Love gives birth
Reduced the length of labor by 25%
Life on time
Reduced oxytocin use by 40%
Healthy brain function for your baby
Reduced the need for pain medication by 30%
Comfortable for you and your baby
Reduced the need for forceps by 40%
Gives you and your baby safe delivery
Reduced requests for epidurals by 60%
Gives you and your baby healthy delivery
Yes, you read that right ...Klaus stated
"Doula support enhances the well-being of mothers & babies, leads to fewer medical interventions in the process
of labor and delivery, and saves money for the individual
and the hospital.
Value of Hiring a Doula
Women who received continuous support were more likely to have spontaneous vaginal births and less likely to have any pain medication, epidurals, negative feelings about childbirth, vacuum or forceps-assisted births, and C-sections.
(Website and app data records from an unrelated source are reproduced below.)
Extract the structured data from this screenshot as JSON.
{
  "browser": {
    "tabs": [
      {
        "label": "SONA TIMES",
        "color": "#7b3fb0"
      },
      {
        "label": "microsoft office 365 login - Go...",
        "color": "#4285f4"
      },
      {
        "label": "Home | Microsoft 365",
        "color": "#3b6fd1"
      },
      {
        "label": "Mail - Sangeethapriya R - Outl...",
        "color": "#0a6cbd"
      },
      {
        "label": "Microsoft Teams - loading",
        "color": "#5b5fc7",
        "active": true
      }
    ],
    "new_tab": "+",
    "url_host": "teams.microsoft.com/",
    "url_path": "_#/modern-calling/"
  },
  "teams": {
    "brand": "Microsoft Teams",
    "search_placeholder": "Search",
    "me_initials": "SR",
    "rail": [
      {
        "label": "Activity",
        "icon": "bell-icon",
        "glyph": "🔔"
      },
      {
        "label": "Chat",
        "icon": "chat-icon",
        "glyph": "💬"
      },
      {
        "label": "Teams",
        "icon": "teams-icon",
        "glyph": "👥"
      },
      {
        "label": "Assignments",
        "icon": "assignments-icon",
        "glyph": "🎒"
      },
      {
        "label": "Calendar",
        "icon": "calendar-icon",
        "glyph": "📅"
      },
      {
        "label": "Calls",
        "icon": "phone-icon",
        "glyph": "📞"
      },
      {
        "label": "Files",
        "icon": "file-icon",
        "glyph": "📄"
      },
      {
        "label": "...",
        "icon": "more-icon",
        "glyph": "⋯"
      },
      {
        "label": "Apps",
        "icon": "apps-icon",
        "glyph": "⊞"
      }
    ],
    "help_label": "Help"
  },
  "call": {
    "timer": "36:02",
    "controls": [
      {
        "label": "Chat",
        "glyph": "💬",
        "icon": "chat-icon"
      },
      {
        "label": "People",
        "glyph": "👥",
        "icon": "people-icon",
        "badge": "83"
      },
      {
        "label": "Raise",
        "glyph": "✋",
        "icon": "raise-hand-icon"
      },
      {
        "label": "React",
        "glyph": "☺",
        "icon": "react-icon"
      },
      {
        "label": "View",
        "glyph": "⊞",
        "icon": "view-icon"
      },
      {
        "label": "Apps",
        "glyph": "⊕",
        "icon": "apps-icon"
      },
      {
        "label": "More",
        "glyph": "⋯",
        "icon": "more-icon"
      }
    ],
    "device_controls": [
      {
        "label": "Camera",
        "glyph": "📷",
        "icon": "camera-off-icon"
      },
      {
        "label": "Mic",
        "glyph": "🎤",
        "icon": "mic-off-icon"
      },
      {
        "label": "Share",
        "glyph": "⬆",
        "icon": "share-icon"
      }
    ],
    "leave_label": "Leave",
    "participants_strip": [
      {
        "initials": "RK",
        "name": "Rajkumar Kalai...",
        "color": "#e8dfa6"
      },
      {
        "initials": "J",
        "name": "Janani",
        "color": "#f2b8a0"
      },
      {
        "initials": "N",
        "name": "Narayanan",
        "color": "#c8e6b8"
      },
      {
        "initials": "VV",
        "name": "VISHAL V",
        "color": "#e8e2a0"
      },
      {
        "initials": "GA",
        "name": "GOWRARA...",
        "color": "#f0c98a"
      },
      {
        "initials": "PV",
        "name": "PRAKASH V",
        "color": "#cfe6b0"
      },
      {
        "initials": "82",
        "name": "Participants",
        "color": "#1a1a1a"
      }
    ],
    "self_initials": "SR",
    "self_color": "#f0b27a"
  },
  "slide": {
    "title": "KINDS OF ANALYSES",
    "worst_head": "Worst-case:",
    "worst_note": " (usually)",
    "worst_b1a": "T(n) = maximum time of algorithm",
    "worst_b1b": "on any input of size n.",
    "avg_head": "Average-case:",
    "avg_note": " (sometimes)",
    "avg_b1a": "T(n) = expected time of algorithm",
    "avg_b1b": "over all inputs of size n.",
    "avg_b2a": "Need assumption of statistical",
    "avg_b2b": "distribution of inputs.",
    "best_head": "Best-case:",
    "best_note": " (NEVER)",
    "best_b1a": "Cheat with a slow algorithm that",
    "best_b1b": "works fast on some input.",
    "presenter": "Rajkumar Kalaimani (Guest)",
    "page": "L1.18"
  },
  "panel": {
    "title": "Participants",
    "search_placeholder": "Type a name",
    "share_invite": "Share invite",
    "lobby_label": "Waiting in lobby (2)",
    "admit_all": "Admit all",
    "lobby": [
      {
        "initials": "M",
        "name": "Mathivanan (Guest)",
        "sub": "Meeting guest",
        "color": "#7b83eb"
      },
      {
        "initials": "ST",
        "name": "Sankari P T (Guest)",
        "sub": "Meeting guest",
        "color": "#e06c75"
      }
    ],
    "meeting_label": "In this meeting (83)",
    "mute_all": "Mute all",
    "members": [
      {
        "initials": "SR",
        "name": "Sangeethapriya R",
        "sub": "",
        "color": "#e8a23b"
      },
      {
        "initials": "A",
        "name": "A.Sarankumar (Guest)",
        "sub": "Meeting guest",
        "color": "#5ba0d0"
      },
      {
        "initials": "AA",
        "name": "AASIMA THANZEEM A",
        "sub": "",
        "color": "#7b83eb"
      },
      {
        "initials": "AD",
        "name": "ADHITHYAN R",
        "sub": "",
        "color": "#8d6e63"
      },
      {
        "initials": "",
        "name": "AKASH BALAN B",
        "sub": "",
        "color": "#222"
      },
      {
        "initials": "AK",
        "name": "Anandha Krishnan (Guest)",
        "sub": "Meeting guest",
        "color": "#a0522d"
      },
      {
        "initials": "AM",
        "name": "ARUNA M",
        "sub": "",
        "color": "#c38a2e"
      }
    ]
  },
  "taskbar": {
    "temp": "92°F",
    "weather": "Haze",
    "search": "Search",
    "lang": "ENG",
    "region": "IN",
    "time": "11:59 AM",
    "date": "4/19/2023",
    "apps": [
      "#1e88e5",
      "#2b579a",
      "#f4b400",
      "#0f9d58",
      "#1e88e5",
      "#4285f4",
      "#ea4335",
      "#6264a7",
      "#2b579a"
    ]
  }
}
In addition, their labors were shorter by about 40 minutes and their babies were less likely to have low Apgar scores at birth.
What does this mean?
It means that if you have continuous labor support (that is, someone who never leaves your side), you are statistically more likely to have better outcomes and your baby is more likely to have better outcomes!
How did doulas compare to the other types of continuous support?
The researchers also looked to see if the type of support made a difference. They wanted to know—does it matter who you choose for your continuous support? Does it matter if you choose a midwife, doula, or partner for your continuous support? They were able to look at this question for 6 outcomes: use of any pain medication, use of Pitocin during labor, spontaneous vaginal birth, C-section, admission to special care nursery after birth, and negative ratings of birth experience.
For most of these outcomes,* the best results occurred when woman had continuous labor support from a doula– someone who was NOT a staff member at the hospital and who was NOT part of the woman’s social network. When continuous labor support was provided by a doula, women experienced a:
31% decrease in the use of Pitocin*
28% decrease in the risk of C-section*
12% increase in the likelihood of a spontaneous vaginal birth*
9% decrease in the use of any medications for pain relief
14% decrease in the risk of newborns being admitted to a special care nursery
34% decrease in the risk of being dissatisfied with the birth experience*
For four of these outcomes,* results with a doula were better than all the other types of continuous support that were studied. For the other outcomes, there was no difference between types of continuous support.
Why are doulas so effective?
A doula can act as a buffer in a harsh environment.
There are 3 main reasons why we think doulas are so effective. The first reason is the “harsh environment” theory. In most developed countries, ever since birth moved out of the home and into the hospital, women have been giving birth in conditions that can often be described as harsh. In the hospital, laboring women are frequently submitted to institutional routines, high intervention rates, personnel who are strangers, lack of privacy, bright lighting, and needles. Most of us would have a hard time dealing with these conditions when we’re feeling our best. But women in labor to deal with these harsh conditions when they are in their most vulnerable state. These harsh conditions may slow down a woman’s labor and decrease the woman’s self-confidence. It is thought that a doula “buffers” this harsh environment by providing continuous support and companionship which promotes the mother’s self-esteem (Hofmeyr, Nikodem et al. 1991).
The third reason that doulas are effective is because doulas are a form of pain relief (Hofmeyr, 1991). With continuous support, women are less likely to request epidurals or pain medication (Hodnett, 2011). Why are women with doulas less likely to request pain medications? Well, women are less likely to request pain medications when they have a doula because they just don’t need an epidural as much! Women who have a doula are statistically more likely to feel less pain when a doula is present. Furthermore, by avoiding epidural anesthesia, women may avoid many medical interventions that often go along with an epidural, including Pitocin augmentation and continuous electronic fetal monitoring (Caton, Corry et al. 2002). Source http://evidencebasedbirth.com/the-evidence-for-doulas/